HIFU stands for High Intensity Focussed Ultrasound. It is most commonly performed with ultrasound guidance which allows the focussed ultrasound to be delivered accurately to the area containing the tumour.
It works by heating up the area being targeted to a sufficiently high temperature that the cancer cells die.
It can be used for small lesions as a primary treatment modality, but it is one of the effective treatments available for a post-radiotherapy recurrence that consists of a small lesion within the Prostate Gland.
It is usual to go home on the same day of the treatment.
It’s a treatment modality to consider when looking at the Focal Ablations that are on offer at your Cancer Centre.
Focal Laser Ablation
Using MRI-guidance a Laser probe is positioned at a lesion within the Prostate Gland.
The principle of focal laser ablation therapy is to destroy a tissue target using laser radiation energy. The resulting rapid temperature elevation of the targeted tissue results in in vivo tissue destruction. Prostate tissue is well suited for focal laser ablation due to its optical absorption rate without excess vascularity, which allows for finely controlled ablation.
Effective focal laser ablation for the treatment of prostate cancer requires 1) accurate delivery of the laser energy to the target tissue, 2) sufficient thermal destruction to reliably destroy the target tissue, and 3) minimal thermal destruction to surrounding tissues. Each step provides its own set of technical challenges, but ongoing advances in image acquisition and analysis, bioheat transfer modelling, and laser delivery technology make laser ablation of prostate cancer very feasible.
As with HIFU you should be able to go home on the same day as the procedure is performed.
Electroporation – “NanoKnife”
The technical name for this process is Irreversible Electroporation or (IRE). It is a particularly interesting procedure that kills all types of cancer cells and so is widely applicable. It does not rely on heat, or cold, to eradicate the cancer. The cancerous cells are killed by an electric field.
The most basic setup for the NanoKnife is two electrodes which are positioned in the prostate gland using ultrasound guidance. A voltage, typically 3,000 volts, is applied between these electrodes for a fraction of a second and the cells within the resulting field are eradicated. In practice, to keep the body at zero volts one electrode will be set to +1,500 volts and the other to -1,500 volts.

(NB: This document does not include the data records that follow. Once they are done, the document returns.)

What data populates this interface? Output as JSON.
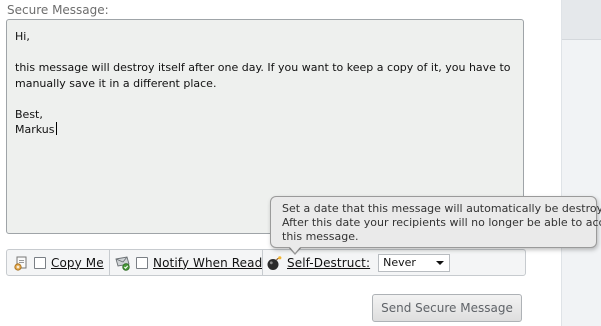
{
  "form": {
    "label": "Secure Message:",
    "message_lines": [
      "Hi,",
      "",
      "this message will destroy itself after one day. If you want to keep a copy of it, you have to",
      "manually save it in a different place.",
      "",
      "Best,",
      "Markus"
    ]
  },
  "toolbar": {
    "copy_me": {
      "label": "Copy Me",
      "checked": false,
      "icon": "copy-icon"
    },
    "notify_when_read": {
      "label": "Notify When Read",
      "checked": false,
      "icon": "notify-icon"
    },
    "self_destruct": {
      "label": "Self-Destruct:",
      "icon": "bomb-icon",
      "selected": "Never"
    }
  },
  "tooltip": {
    "lines": [
      "Set a date that this message will automatically be destroyed.",
      "After this date your recipients will no longer be able to access",
      "this message."
    ]
  },
  "actions": {
    "send_label": "Send Secure Message"
  },
  "colors": {
    "message_bg": "#eef0ee",
    "tooltip_bg": "#eaeaea",
    "border": "#9fa4a8"
  }
}
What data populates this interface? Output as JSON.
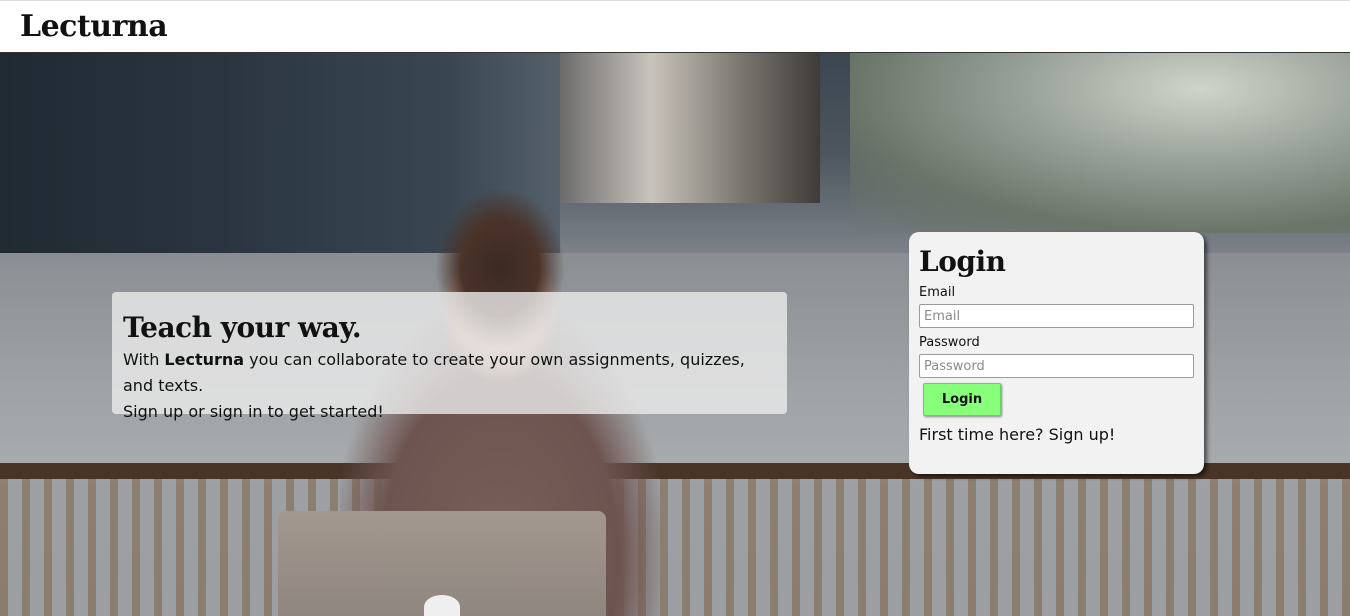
{
  "navbar": {
    "brand": "Lecturna"
  },
  "intro": {
    "heading": "Teach your way.",
    "line1_prefix": "With ",
    "line1_brand": "Lecturna",
    "line1_suffix": " you can collaborate to create your own assignments, quizzes, and texts.",
    "line2": "Sign up or sign in to get started!"
  },
  "login": {
    "title": "Login",
    "email_label": "Email",
    "email_placeholder": "Email",
    "email_value": "",
    "password_label": "Password",
    "password_placeholder": "Password",
    "password_value": "",
    "button_label": "Login",
    "signup_prompt": "First time here? ",
    "signup_link": "Sign up!"
  },
  "colors": {
    "login_button": "#88ff7a",
    "card_background": "#f2f2f2",
    "intro_background": "rgba(235,235,235,0.8)"
  }
}
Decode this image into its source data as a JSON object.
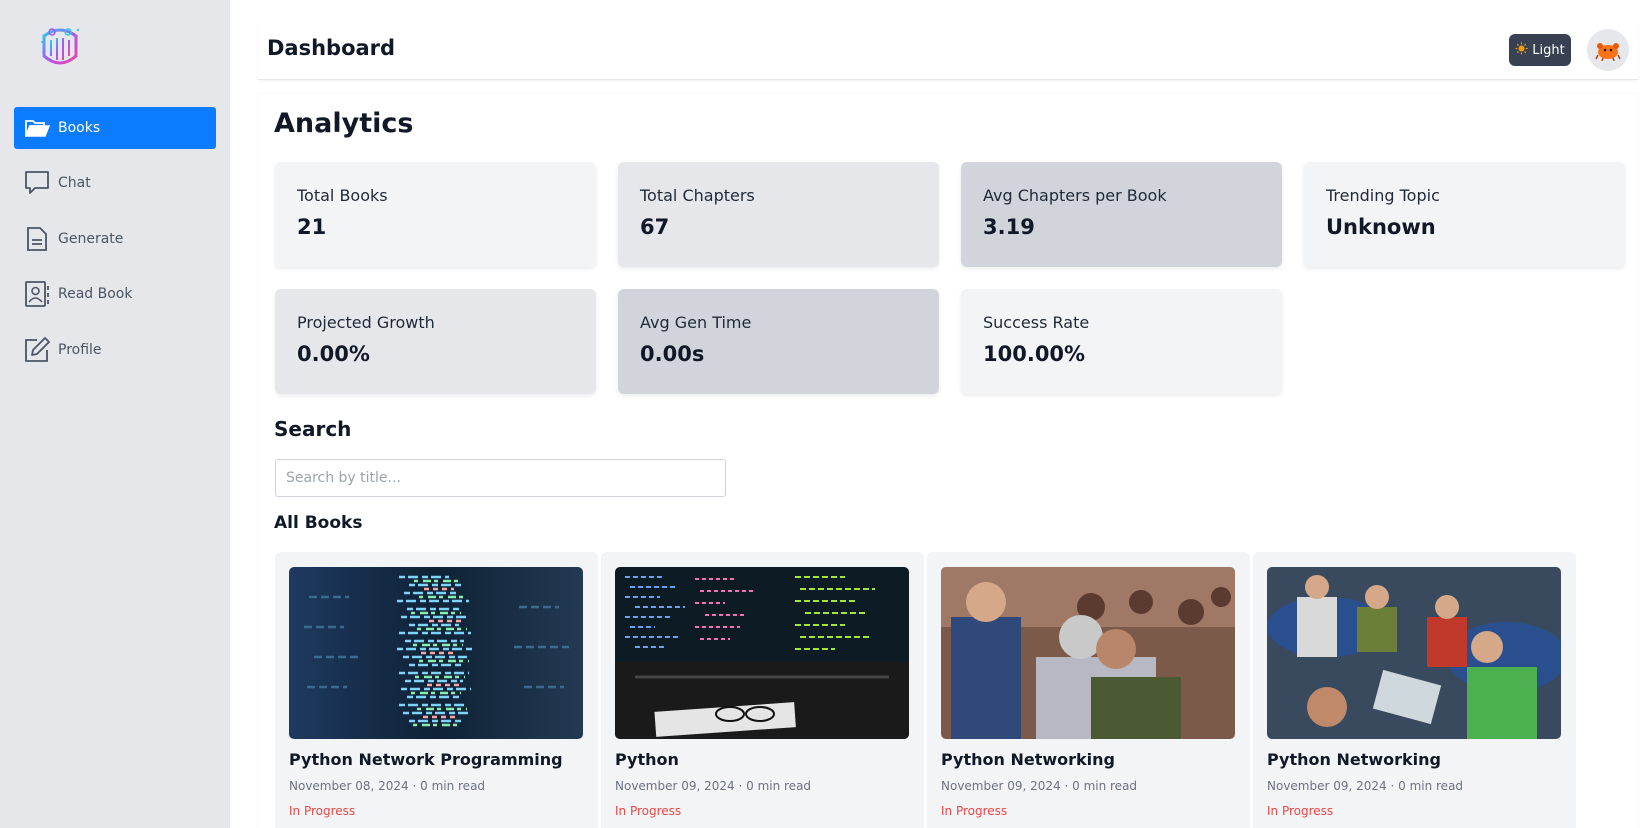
{
  "app": {
    "page_title": "Dashboard",
    "theme_label": "Light"
  },
  "sidebar": {
    "items": [
      {
        "label": "Books",
        "icon": "folder-open-icon",
        "active": true
      },
      {
        "label": "Chat",
        "icon": "chat-icon",
        "active": false
      },
      {
        "label": "Generate",
        "icon": "document-icon",
        "active": false
      },
      {
        "label": "Read Book",
        "icon": "contact-book-icon",
        "active": false
      },
      {
        "label": "Profile",
        "icon": "edit-icon",
        "active": false
      }
    ]
  },
  "analytics": {
    "title": "Analytics",
    "stats": [
      {
        "label": "Total Books",
        "value": "21"
      },
      {
        "label": "Total Chapters",
        "value": "67"
      },
      {
        "label": "Avg Chapters per Book",
        "value": "3.19"
      },
      {
        "label": "Trending Topic",
        "value": "Unknown"
      },
      {
        "label": "Projected Growth",
        "value": "0.00%"
      },
      {
        "label": "Avg Gen Time",
        "value": "0.00s"
      },
      {
        "label": "Success Rate",
        "value": "100.00%"
      }
    ]
  },
  "search": {
    "title": "Search",
    "placeholder": "Search by title..."
  },
  "books": {
    "title": "All Books",
    "items": [
      {
        "title": "Python Network Programming",
        "meta": "November 08, 2024 · 0 min read",
        "status": "In Progress"
      },
      {
        "title": "Python",
        "meta": "November 09, 2024 · 0 min read",
        "status": "In Progress"
      },
      {
        "title": "Python Networking",
        "meta": "November 09, 2024 · 0 min read",
        "status": "In Progress"
      },
      {
        "title": "Python Networking",
        "meta": "November 09, 2024 · 0 min read",
        "status": "In Progress"
      }
    ]
  },
  "colors": {
    "accent": "#0b7bff",
    "status_in_progress": "#ef4444",
    "sidebar_bg": "#e5e7eb"
  }
}
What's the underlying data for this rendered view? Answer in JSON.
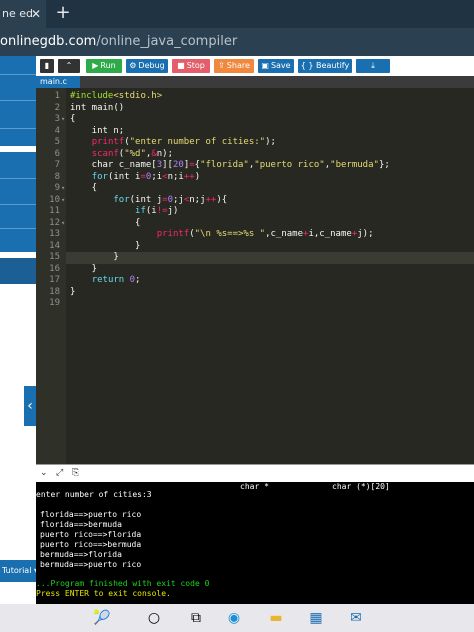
{
  "browser": {
    "tab_title": "ne ed",
    "close_icon": "close-icon",
    "new_tab": "+",
    "url_domain": "onlinegdb.com",
    "url_path": "/online_java_compiler"
  },
  "toolbar": {
    "run": "Run",
    "debug": "Debug",
    "stop": "Stop",
    "share": "Share",
    "save": "Save",
    "beautify": "{ } Beautify"
  },
  "file_tab": "main.c",
  "editor": {
    "line_numbers": [
      "1",
      "2",
      "3",
      "4",
      "5",
      "6",
      "7",
      "8",
      "9",
      "10",
      "11",
      "12",
      "13",
      "14",
      "15",
      "16",
      "17",
      "18",
      "19"
    ]
  },
  "console_headers": {
    "col1": "char *",
    "col2": "char (*)[20]"
  },
  "console": {
    "prompt": "enter number of cities:3",
    "output": [
      "florida==>puerto rico",
      "florida==>bermuda",
      "puerto rico==>florida",
      "puerto rico==>bermuda",
      "bermuda==>florida",
      "bermuda==>puerto rico"
    ],
    "finished": "...Program finished with exit code 0",
    "press_enter": "Press ENTER to exit console."
  },
  "sidebar": {
    "tutorial": "Tutorial"
  },
  "colors": {
    "accent": "#1a6fb0",
    "run": "#2eaa4a",
    "debug": "#1a6fb0",
    "stop": "#e35d6a",
    "share": "#f0883e",
    "save": "#1a6fb0",
    "beautify": "#1a6fb0"
  }
}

A larger lesion can be handled by inserting more than two electrodes in the prostate gland and then arranging to energise them in pairs.
Once the treatment is complete the electrodes are withdrawn leaving very limited damage to the area. And unlike other treatments this can be performed many times as appropriate to need.
The particular setup and process is simulated in software before the actual treatment is performed. A typical treatment can take as little as 20 minutes, including setup. The patient can go home on the same day and will return a few days later so that the result of the treatment can be established with an MRI scan.
Following this, MRI scans are taken at regular intervals – typically every few months. It is found that the scarred area in the prostate gland shrinks with time.
This treatment modality, as well as being ideal for a small recurrence in the prostate gland, can be used very effectively as a primary treatment in carefully selected patients thereby removing the requirement for radical treatments such as surgery and radiotherapy.
This is definitely a treatment procedure to “keep an eye on”.
Brachytherapy can be used as a Focal Ablation technique.